§ Work order
What is needed is the number of lines in the data below that include "Output", stated by itself.

[Items from a data source]
════════

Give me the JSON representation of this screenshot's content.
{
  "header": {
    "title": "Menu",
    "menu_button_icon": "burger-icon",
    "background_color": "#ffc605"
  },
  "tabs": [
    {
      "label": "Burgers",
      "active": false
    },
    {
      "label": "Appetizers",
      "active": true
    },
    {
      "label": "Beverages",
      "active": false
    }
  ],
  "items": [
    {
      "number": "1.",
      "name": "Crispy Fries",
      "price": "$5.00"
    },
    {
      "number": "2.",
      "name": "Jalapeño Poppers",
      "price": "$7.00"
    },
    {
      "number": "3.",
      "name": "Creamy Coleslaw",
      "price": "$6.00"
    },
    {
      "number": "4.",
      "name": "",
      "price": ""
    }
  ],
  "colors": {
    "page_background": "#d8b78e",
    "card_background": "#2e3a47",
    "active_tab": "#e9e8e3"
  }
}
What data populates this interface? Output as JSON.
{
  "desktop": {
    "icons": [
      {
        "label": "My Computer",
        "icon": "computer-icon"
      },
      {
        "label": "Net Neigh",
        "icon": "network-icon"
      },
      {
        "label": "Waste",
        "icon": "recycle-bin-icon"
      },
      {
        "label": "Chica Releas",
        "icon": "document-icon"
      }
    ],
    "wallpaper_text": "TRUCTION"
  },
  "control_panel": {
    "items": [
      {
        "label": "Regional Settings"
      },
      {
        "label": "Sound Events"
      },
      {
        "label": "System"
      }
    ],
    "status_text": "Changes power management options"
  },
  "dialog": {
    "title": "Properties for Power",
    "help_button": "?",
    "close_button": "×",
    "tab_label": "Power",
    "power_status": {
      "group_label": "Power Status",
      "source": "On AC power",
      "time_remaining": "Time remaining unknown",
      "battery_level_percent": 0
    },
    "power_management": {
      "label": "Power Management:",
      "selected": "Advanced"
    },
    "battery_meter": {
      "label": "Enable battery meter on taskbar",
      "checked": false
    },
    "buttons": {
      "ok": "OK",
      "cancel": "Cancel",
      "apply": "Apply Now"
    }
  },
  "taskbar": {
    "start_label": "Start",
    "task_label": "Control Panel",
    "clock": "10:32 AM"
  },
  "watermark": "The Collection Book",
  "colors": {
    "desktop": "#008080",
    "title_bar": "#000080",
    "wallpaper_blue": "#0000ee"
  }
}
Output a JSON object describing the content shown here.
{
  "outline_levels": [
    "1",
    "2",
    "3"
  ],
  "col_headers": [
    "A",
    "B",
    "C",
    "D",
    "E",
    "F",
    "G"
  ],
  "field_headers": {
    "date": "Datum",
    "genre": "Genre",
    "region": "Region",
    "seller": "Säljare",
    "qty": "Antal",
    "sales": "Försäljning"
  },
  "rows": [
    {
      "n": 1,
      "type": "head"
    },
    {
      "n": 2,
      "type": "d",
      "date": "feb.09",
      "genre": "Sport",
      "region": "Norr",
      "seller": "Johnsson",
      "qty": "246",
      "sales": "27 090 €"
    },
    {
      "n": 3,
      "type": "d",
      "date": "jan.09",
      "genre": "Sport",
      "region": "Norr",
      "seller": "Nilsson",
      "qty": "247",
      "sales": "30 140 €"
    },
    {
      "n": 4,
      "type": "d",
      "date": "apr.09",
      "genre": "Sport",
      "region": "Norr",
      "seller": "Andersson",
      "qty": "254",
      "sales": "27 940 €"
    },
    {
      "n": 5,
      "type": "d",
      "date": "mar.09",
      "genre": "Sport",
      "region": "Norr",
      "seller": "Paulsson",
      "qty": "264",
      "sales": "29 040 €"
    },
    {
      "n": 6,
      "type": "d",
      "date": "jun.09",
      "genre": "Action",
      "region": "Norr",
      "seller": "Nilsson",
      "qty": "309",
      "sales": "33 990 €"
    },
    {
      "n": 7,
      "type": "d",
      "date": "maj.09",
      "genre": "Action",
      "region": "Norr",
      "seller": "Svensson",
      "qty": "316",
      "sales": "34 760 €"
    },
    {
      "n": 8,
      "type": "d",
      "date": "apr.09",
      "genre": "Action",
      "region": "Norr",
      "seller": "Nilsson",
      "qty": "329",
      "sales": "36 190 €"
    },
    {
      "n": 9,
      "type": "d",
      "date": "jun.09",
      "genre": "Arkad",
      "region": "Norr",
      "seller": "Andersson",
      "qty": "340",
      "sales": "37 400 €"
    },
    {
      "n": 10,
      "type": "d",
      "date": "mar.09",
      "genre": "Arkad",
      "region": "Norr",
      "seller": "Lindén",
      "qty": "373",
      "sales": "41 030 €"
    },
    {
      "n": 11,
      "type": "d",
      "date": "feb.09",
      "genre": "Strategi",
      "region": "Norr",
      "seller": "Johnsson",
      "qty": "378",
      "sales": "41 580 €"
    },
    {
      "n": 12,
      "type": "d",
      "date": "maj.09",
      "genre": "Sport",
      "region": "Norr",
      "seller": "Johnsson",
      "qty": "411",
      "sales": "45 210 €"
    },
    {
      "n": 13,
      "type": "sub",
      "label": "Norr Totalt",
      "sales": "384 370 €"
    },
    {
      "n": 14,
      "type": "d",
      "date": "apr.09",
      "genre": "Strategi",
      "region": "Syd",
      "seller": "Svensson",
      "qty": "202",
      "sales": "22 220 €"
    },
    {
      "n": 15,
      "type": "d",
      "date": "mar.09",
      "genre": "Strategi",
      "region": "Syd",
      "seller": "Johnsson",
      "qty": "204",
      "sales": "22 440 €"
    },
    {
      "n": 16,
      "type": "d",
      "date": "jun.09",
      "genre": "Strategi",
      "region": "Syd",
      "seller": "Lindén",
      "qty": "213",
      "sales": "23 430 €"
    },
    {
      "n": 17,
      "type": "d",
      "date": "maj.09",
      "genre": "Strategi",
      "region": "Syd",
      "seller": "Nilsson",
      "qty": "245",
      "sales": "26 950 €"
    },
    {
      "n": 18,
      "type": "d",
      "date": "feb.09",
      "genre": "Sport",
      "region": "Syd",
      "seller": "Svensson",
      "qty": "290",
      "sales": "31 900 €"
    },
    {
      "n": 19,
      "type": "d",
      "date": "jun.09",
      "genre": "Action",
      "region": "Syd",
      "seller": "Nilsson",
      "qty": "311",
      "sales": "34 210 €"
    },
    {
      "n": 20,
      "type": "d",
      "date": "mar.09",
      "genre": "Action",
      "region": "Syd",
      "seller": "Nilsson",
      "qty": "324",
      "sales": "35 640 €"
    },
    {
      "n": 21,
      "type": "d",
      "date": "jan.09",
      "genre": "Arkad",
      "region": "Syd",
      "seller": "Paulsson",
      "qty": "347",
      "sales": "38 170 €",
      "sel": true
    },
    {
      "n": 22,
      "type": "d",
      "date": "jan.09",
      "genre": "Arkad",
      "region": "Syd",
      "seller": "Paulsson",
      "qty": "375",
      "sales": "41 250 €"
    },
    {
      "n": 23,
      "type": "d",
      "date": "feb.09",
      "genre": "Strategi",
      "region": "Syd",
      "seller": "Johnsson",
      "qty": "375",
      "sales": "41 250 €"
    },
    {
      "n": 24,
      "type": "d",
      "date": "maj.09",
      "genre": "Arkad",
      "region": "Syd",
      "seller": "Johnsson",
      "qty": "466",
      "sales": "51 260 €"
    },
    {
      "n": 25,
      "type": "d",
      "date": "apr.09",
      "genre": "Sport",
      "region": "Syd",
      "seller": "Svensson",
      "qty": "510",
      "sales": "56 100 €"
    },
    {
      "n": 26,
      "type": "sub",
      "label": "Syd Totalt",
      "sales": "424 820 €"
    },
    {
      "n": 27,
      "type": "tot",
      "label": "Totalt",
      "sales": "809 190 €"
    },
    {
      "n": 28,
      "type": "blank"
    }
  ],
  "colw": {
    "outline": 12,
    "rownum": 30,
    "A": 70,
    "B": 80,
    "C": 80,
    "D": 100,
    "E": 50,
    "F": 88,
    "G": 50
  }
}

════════

§ Response to the task
2